Fresh garlic and green coriander
This week we harvested our garlic crop! After harvesting those delicious bulbs they have to “cure” by drying in our greenhouse for a few weeks. Curing garlic helps to lengthen their shelf life by drying the outer layer. But in this week’s shares you get “fresh” garlic that is uncured. It’s nice and sticky and has a delicious potent flavor.
Another interesting item in your shares this week is green coriander. Many people don’t realize that coriander is just the seed of cilantro. So the cilantro you were receiving earlier on in the season started flowering and is not forming seed pods. They are currently green and have a nice almost citrus flavor mixed with that pungent cilantro deliciousness. Eventually they will dry and turn brown, which is the stage when it is ground up into coriander powder. Cilantro/coriander is such an amazing plant, delicious in all stages!
This week’s recipe was kindly shared by Logan Robb, fellow CSA member and chef de cuisine at Casa Pernoi in Birmingham. It’s a very simple and delicious charred shishito pepper recipe that’s also vegan friendly!

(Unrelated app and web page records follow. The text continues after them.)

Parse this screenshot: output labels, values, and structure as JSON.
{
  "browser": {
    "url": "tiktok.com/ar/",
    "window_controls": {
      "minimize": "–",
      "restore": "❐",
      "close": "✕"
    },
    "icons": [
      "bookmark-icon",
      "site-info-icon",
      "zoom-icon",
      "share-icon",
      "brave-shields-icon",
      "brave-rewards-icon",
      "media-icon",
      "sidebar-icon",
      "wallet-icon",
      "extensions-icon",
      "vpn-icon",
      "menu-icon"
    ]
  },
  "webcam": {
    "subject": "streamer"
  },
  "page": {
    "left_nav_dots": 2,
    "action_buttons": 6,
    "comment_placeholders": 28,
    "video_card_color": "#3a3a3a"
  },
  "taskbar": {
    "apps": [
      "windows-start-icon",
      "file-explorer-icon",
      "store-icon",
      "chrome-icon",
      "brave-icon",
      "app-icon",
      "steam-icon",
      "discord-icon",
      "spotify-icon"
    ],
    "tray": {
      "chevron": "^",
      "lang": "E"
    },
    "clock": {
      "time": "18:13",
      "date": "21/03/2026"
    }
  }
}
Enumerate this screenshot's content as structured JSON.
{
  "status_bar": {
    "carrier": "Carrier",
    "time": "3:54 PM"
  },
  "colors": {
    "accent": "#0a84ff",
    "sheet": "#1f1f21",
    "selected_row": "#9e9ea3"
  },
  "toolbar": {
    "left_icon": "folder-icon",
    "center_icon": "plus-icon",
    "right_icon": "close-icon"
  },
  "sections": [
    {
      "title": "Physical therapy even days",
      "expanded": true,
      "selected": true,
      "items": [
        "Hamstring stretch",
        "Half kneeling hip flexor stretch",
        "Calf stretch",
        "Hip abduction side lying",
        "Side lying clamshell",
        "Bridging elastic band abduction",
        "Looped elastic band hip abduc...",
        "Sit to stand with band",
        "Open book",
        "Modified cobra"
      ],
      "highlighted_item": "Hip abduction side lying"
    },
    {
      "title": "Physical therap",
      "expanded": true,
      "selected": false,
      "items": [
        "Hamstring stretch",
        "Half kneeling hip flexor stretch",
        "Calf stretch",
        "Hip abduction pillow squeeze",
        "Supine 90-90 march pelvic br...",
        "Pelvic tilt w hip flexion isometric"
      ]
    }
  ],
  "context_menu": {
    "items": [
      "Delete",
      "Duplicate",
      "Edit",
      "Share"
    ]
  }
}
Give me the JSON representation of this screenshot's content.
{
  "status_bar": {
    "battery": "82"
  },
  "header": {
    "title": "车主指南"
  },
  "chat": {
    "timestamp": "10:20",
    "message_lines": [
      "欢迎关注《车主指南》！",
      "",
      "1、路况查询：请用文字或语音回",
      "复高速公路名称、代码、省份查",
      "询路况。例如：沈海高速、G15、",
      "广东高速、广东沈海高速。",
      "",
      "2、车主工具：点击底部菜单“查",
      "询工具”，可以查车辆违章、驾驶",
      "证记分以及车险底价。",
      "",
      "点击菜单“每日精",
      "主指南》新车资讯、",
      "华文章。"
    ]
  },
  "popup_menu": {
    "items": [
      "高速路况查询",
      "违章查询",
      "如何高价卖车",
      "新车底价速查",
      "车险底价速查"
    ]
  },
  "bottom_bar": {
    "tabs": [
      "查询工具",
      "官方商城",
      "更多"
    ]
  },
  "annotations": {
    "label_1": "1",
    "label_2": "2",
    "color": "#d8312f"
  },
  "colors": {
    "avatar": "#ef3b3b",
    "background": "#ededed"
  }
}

Be sure to check out Casa Pernoi, they’ve been huge supporters of Fisheye Farms this season and Logan is doing great work with our produce.
Charred Shishito Peppers
● 8 ounces shishito peppers
● 2 tablespoons extra-virgin olive oil
● Lemon wedge
● Dried Aleppo chilli, or any mild smokey chilli
● Salt, preferably flaky sea salt or kosher salt, to taste
In a large cast iron pan, heat 1 tablespoon olive oil over high heat.
When the oil starts to smoke add the peppers.
Using another pan, press on the peppers to get an even char.
Turn the peppers once and repeat Transfer to a bowl, sprinkle with salt, aleppo chilli peppers, and high quality extra virgin olive oil.
Serve with a lemon wedge.
A word on shishito’s: Shisitos are typically a mild pepper but every once in a while you get a hot one. If you like spice, like me, then it's a win. Shishitos are great because of their versatility. This recipe demonstrates a great technique for cooking them. But it can be adapted and you can pretty much put any seasoning spice on them and they will be delicious. Just make sure to get a nice char on them. This is how we serve them at Casa Pernoi.
Chef De Cuisine
This week finally felt like we were as caught up as farming can ever feel! Planting and seeding got done, weeds felt somewhat managed, and some much needed rain let us sleep in this morning. We have some spicy mix that germinated really well, so that will return to shares in the next couple of weeks! We’ve started harvesting our first batches of big tomatoes and some summer squash too. Everything looks so colorful, from our rain garden full of perennial flowers to our dinner plates at the end of the day. This week’s field note is short and sweet, sometimes an uneventful week is the most peaceful. Enjoy your share of summer everyone!